A class of states obtained by extremizing the energy of a system under certain conditions is introduced and their properties are compared with those of the coherent states. Conditions under which these states move without change of shape and follow the classical path are investigated.
On Saturday, August 26, 1893, thirteen-year-old Edith Low Babson was swimming in her favorite swimming hole on the Annisquam river in her home town of Gloucester, Massachusetts. Though she was a strong swimmer, something went wrong, and she drowned. A tragedy like all such. But this drowning had unusual consequences. Edith’s older brother was Roger W. Babson, who grew up to become one of America’s most prominent businessmen of the early twentieth century. A statistician, prolific author, philanthropist, founder of Babson (...) College, in Wellesley, Massachusetts, and the Prohibition Patry’s Presidential candidate in 1940, Roger Babson was deeply affected by his sister’s death, as he was again many years later, in 1947, by the death of his grandson, Michael, who drowned while saving the life of a companion who had been knocked off of a sailboat in Lake Sunapee, New Hampshire. But Roger Babson was a man of action, not one quietly to acquiesce when confronted by suffering inflicted by a seemingly impersonal and uncaring nature. One year after his grandson’s death, Babson dedicated a significant part of his vast personal wealth to the establishment of the Gravity Research Foundation in New Boston, New Hampshire, which thereafter awarded an annual prize for theoretical research on gravitation, a prize whose winners include the likes of Stephen Hawking. Why? As Babson explained in a pamphlet published by the new foundation, “Gravity: Our Enemy Number One” (Babson 1948), the goal was to alleviate the suffering for which gravity was responsible, the gravity that seized his sister “like a dragon and.. (shrink)

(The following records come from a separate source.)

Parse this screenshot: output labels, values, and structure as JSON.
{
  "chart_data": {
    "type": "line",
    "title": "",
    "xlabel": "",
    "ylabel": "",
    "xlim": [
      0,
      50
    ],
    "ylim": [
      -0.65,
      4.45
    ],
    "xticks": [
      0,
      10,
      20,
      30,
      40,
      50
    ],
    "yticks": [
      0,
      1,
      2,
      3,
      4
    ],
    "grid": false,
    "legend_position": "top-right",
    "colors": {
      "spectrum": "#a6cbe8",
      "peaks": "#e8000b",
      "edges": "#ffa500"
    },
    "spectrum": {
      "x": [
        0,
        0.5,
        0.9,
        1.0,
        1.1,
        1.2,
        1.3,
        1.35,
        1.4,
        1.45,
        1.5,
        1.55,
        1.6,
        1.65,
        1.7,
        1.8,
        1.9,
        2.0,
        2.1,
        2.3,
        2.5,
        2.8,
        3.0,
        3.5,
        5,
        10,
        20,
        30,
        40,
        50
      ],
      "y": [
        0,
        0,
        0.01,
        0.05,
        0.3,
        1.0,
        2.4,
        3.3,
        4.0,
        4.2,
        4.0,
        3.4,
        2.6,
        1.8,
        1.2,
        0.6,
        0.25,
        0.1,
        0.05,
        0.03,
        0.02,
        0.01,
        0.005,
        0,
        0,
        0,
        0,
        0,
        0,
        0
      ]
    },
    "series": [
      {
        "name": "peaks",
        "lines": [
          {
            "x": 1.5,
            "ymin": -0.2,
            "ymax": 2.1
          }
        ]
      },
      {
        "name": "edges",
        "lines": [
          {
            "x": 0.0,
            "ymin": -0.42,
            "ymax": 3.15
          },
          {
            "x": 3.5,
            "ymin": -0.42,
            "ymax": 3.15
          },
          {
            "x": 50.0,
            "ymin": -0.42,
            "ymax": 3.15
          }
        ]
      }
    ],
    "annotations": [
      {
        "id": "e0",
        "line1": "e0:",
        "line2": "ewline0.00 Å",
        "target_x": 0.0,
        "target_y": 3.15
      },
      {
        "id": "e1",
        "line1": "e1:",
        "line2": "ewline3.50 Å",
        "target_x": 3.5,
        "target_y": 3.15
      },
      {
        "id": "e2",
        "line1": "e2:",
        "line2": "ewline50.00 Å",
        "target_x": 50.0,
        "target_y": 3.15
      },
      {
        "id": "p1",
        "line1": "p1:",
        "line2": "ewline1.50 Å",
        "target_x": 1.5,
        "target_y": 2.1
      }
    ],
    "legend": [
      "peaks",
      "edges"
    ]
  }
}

Such are those thick & gloomie shadows dampe Oft seene in charnel vaults, & sepulchers, Lingering, & sitting by a new made grave, As loath to leave the bodie that it lov'd, & link’t it selfe by carnall sensualtie To a degenerate, & degraded state.
The Advanced Methods series is intented for advanced undergraduates, postgraduates and established research scientists. Titles in the series are designed to cover current important areas of research in life sciences, and include both theoretical background and detailed protocols. The aim is to give researchers sufficient theory, supported by references, to take the given protocols and adapt them to their particular experimental systems. Unbiased Stereology , Second Edition expands the comprehensive practical first edition guide to 3-D measurements in microscopy using stereological (...) methods by adding a section on 2-D stereology, or "Petri-metrics". There is also an additional chapter on single-object stereology, which permits the measurement of total volume, surface and feature length of single arbitrary objects. The book is intended to lead the reader logically through a self-teaching course, with illustrative exercises at each stage. The techniques described have become benchmark methods in toxicology and neuroscience; the use of inferior methods often leading to missed or spurious results. (shrink)